illiterate said...

"At least six kids can entertain each other and leave you alone sometimes."

Hahahahaha... Oh, wait... you were for real? Yeah, maybe you should try it sometime. Then write a book about it. If you still have your fingers attached, after a couple of years of those... Personally, I find it hard to type with my thumbs, but that's after surviving JUST 4.

P.S. If you're wondering how I manage to be online, if i'm so buzy, its quiet simple. I let the kids trash the house.

Ann Onymous said...

Actually, the diaper changing is great fun. I remember washing my firstborn (yeah, I got many of em). My mother was lecturing on the technique. My head was about to burst. Then, my son did something wonderful. He sprayed my mother in the face. Priceless.

Dave said...

Anyone who changes diapers knows that you never expose little boys to cold without the protection of a washcloth or umbrella. Those little bladders just contract like steel traps in the cold.
And remember, I'm a bachelor uncle, not a daddy.

Ann Onymous said...

Dave, I was a new mom then, and since my mother only changed girly diapers, she didn't know about the umbrella. She said, it was like a fountain of youth! Grandmothers.

Wow, a bachelor uncle that actually knows stuff about diapers! How did you manage to protect your bachelordom?

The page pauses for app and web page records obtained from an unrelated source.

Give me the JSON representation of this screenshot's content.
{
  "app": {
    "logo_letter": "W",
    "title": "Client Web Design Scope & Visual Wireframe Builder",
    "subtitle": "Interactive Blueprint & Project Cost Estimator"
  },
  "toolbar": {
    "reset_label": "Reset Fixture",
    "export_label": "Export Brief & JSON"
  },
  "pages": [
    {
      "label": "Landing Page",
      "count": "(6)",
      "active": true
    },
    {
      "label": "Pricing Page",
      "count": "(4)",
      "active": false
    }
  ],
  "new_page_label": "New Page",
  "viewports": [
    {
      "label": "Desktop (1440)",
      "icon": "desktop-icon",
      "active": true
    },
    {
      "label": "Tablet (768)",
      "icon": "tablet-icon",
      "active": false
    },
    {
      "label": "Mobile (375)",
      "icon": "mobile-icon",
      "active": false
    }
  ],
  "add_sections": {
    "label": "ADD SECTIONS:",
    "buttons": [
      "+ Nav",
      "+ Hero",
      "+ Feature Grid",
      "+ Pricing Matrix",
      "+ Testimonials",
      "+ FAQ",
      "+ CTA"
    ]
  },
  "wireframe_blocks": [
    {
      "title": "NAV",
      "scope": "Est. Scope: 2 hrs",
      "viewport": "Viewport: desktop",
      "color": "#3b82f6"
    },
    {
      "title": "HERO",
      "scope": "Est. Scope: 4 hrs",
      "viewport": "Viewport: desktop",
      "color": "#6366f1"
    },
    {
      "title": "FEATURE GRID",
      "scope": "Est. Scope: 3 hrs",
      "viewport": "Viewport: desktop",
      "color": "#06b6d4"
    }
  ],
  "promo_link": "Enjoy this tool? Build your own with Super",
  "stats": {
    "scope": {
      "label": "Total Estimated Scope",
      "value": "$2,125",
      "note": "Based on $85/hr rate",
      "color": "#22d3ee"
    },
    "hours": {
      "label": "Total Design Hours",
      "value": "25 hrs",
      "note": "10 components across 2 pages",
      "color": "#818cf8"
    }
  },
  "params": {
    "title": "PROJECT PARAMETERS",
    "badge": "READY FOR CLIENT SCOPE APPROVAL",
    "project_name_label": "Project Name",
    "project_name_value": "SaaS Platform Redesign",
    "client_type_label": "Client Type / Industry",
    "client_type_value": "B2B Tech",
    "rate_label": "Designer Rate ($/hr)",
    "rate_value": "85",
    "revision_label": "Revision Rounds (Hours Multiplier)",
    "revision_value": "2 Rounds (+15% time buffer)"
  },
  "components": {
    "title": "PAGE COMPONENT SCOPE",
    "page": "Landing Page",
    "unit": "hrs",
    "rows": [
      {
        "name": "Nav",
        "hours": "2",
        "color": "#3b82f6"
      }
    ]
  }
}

Anonymous said...

Illiterate! I can so identify! My poor house. If I ever begin to stress, I simply look at the ceiling. Half my house is clean. The top half.

Dave said...

How do I stay single?
I write.

nut said...

Dave, beware of the online vultures, who hunt down innocent writers, and make them change diapers... and stuff.


BTW, could you, by any chance turn my kids' teachers into jellybeans (ones that can't talk)? Much appreciated.

GutterBall said...

Amen, Dave. Amen.